**Try it**
Where does the string "data" occur in the records below? Copy every line that holds it.
————————
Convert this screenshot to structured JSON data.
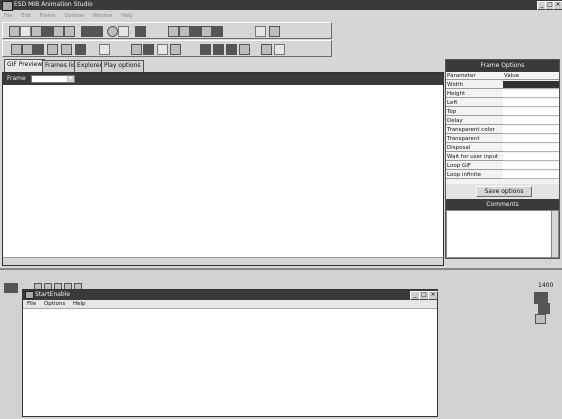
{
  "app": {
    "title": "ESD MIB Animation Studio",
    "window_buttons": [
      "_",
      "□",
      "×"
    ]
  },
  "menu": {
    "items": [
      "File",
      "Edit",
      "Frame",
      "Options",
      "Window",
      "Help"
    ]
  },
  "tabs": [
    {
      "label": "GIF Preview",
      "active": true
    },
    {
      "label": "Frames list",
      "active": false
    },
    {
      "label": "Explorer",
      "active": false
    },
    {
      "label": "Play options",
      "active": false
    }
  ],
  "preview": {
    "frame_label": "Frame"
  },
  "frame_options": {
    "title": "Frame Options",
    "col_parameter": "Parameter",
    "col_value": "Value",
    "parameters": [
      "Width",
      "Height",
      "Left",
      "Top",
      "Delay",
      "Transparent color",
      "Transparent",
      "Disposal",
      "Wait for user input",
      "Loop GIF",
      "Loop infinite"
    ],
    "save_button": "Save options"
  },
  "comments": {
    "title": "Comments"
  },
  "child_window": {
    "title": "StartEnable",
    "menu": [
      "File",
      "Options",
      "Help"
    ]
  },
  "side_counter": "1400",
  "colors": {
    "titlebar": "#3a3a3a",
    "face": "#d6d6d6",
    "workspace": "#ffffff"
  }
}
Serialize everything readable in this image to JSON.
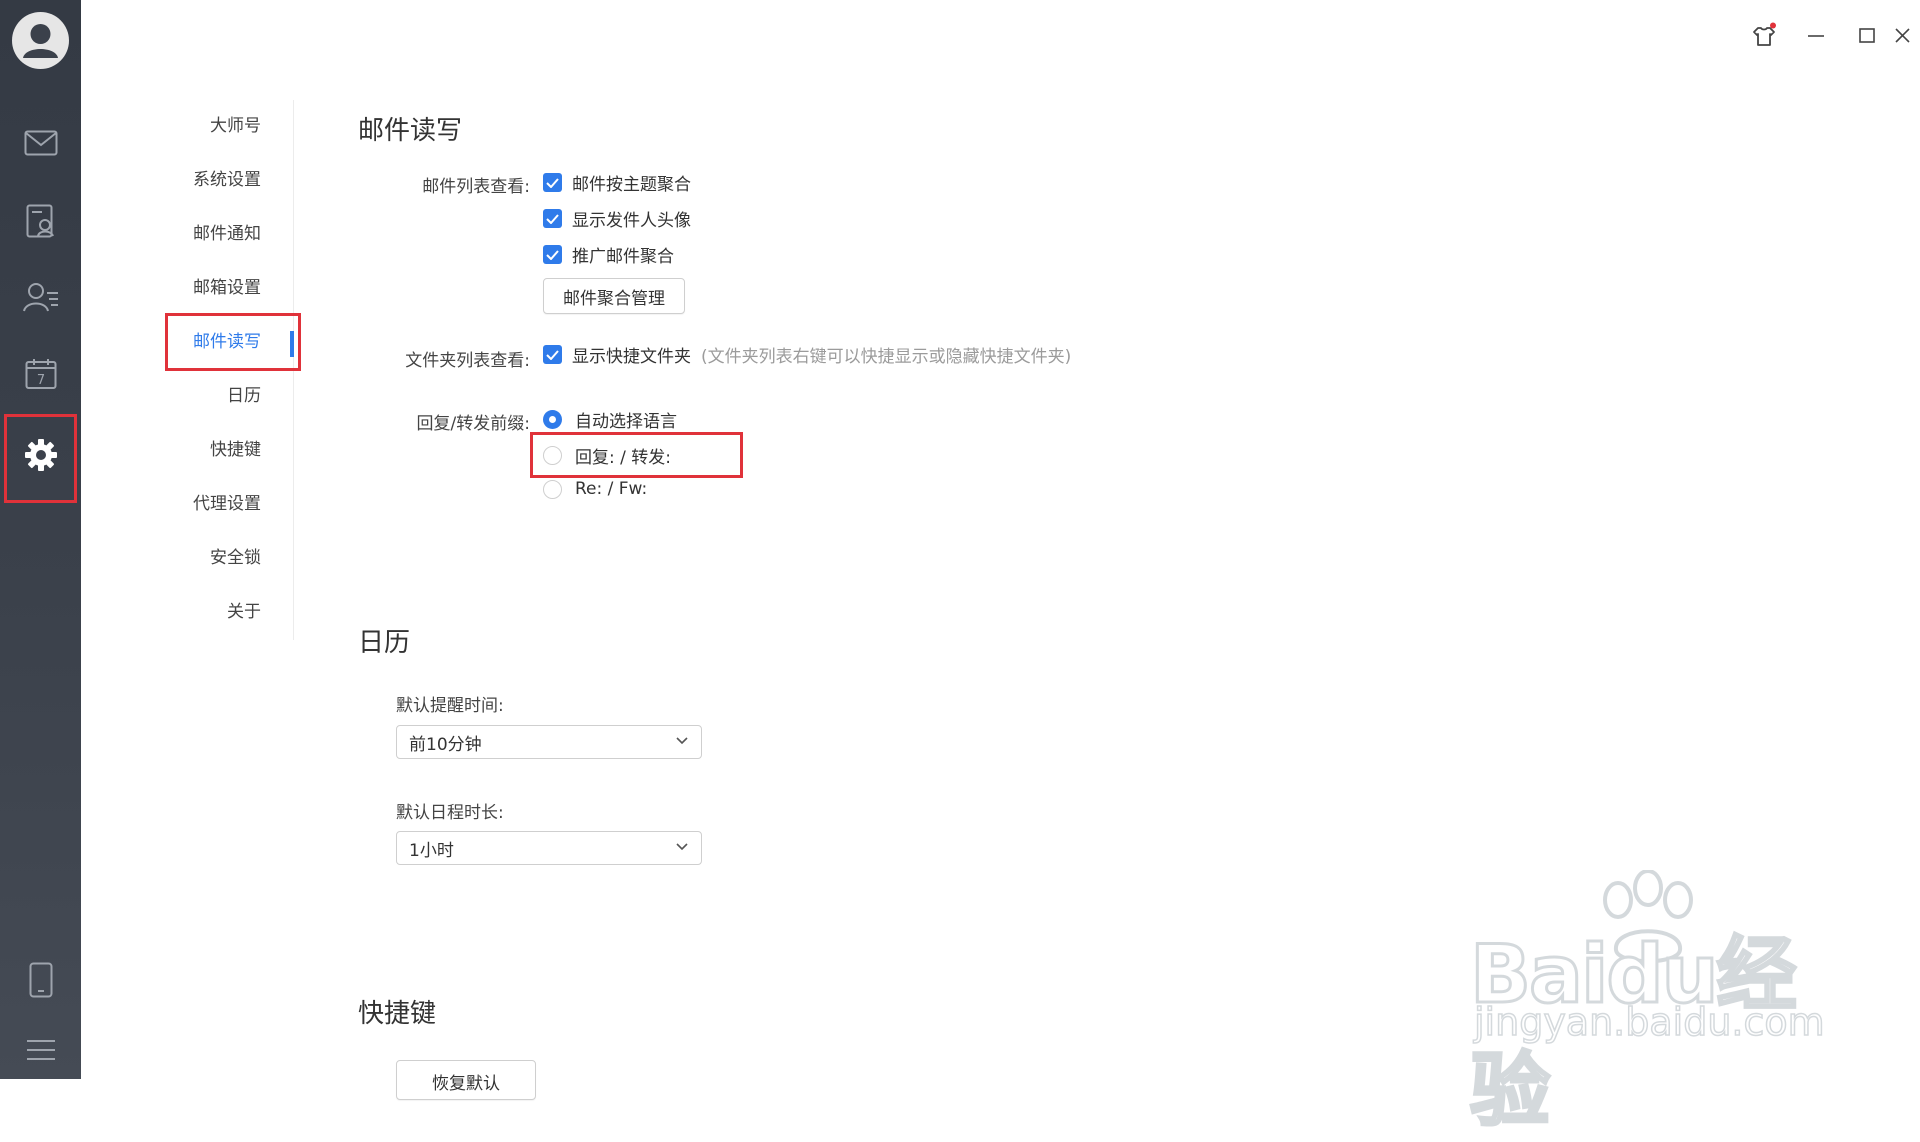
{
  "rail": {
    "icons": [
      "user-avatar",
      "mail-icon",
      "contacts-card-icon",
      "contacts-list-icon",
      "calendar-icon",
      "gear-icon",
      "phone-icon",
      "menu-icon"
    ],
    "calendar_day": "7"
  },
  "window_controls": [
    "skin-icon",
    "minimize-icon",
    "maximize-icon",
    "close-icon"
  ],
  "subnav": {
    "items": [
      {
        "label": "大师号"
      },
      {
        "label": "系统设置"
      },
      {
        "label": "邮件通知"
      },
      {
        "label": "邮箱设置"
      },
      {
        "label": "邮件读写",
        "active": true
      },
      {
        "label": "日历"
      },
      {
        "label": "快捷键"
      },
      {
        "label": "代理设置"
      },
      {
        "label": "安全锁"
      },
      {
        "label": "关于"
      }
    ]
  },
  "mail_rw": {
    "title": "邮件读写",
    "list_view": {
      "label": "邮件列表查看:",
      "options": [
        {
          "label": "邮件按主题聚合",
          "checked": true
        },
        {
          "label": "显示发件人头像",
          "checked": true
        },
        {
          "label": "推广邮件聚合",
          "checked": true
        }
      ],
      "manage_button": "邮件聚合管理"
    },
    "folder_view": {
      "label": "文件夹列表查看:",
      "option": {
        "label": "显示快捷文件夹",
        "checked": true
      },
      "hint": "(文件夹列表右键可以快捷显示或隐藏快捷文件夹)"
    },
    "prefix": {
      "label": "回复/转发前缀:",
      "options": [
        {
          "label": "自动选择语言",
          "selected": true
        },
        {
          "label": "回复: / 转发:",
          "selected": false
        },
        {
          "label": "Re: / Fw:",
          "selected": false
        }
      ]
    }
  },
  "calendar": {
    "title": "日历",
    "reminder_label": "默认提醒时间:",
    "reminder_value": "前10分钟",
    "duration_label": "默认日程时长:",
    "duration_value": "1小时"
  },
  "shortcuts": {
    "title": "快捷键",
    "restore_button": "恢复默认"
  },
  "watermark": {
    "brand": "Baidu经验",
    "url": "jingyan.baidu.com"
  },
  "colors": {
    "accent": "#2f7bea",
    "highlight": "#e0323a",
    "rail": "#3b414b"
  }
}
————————
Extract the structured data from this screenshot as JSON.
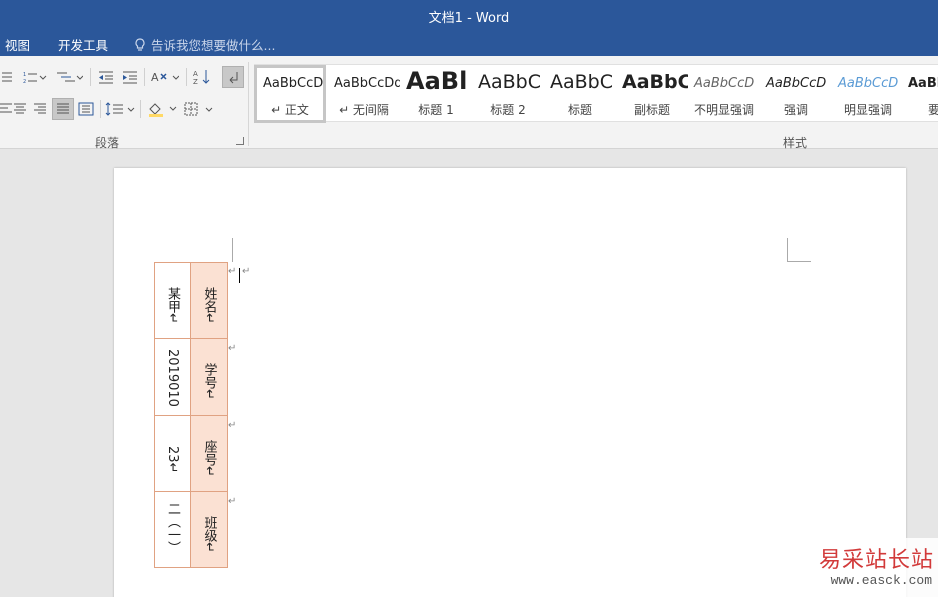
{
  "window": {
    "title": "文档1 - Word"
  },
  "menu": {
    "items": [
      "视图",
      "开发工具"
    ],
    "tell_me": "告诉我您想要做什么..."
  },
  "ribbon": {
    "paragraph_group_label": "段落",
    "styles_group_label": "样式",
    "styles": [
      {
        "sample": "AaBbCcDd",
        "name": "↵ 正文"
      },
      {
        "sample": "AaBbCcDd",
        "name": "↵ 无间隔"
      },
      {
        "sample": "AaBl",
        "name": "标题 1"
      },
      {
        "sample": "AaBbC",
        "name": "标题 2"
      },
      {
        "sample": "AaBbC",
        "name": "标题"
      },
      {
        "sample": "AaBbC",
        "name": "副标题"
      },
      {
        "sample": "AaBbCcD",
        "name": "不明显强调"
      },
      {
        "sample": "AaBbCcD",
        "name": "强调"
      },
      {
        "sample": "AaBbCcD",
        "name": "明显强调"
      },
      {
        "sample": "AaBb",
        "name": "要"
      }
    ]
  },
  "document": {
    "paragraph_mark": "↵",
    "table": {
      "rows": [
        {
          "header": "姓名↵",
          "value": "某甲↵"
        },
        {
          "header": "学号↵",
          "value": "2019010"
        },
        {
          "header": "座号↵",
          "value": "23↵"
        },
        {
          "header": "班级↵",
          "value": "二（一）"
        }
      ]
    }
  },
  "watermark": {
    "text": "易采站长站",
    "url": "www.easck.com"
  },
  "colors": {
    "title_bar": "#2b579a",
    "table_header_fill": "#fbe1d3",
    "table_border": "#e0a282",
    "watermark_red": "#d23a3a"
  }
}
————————
**Output for this exercise**
Convert this screenshot to structured JSON data.
Extract the structured data from this screenshot as JSON.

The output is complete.